Iraq said Monday it had launched an investigation into possible human rights abuses against civilians fleeing the Islamic State-held city of Fallujah as an aid group said more than 4,000 more people had left the city over the weekend.

Iraqi government spokesman Saad al-Hadithi said some fighters suspected of violating human rights during the three-week-old operation to retake the city have been arrested over the past few days and are under investigation.

He did not provide details on whether the fighters are from the army or government-sanctioned paramilitary forces, which are mainly made up of Shiite militias.

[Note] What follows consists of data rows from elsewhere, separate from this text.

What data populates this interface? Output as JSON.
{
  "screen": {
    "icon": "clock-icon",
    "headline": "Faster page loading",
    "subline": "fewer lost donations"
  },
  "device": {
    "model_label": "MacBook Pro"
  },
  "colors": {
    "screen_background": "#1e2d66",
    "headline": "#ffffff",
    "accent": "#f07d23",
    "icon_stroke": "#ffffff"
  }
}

Prime Minister Haider al-Abadi "issued arrest warrants against some suspects who took part in the operation a few days ago," al-Hadithi said. "The Prime Minister is closely following the investigation and we are still awaiting the results."

Local Sunni officials and human rights groups have accused Shiite militias of arresting, torturing and killing Sunnis who fled Fallujah and its outskirts.

The governor of Anbar province, where Fallujah is located, told a press conference on Sunday that 49 civilians were killed and 643 others have gone missing. Suhaib Al-Rawi described them as displaced persons from Fallujah who reached areas controlled by the paramilitary forces.

The spokesman for Iraq's paramilitary forces, Karim al-Nouri, confirmed the arrest of one fighter for alleged human rights violations, but did not provide further details. He said the accusations of abuse by paramilitary forces were "mere lies aimed at distracting attention from victories on the ground."

He said that all displaced people detained by paramilitary forces for security screening were handed over to authorities.

Last week, the U.N. human rights chief said there were "credible reports" that Iraqis fleeing Fallujah were facing physical abuse as they escaped the city held by Islamic State militants.

An estimated 50,000 civilians remain trapped inside Fallujah, located about 40 miles (65 kilometers) west of Baghdad. Their presence, along with roadside bombs, has slowed down the Iraqi forces' operation to recapture the city.

Fallujah has been under IS control for over two years and is the last major city in western Iraq still held by the extremist group. The militants have threatened anyone who attempts to flee with death and last week reportedly shot at a group of civilians attempting to flee across the Euphrates River.

The Norwegian Refugee Council said the 4,000 who fled since Saturday bring the total number of residents who escaped Fallujah since the offensive started in late May to 27,580.

Thousands more are expected to take the risky journey in the coming hours, NRC said, adding that some refugees reported IS militants were demanding 150,000 Iraqi Dinars, or around $130, from each person who wanted to leave.

The aid group warned that humanitarian resources are running low and called for at least $10 million to fund a six-month supply of water, food and basic necessities.

"Thousands of others remain trapped inside and the most vulnerable will need urgent assistance," said Nasr Muflahi, the NCR country director in Iraq.

On Sunday, the Iraqi command announced that key areas to the west of Fallujah had been taken and that Iraqi forces pushed deeper into the city from its southern edges.

U.S.-trained Iraqi counterterrorism forces, wary of coming street battles in the city, are already facing fierce resistance on the outskirts from well-entrenched militants.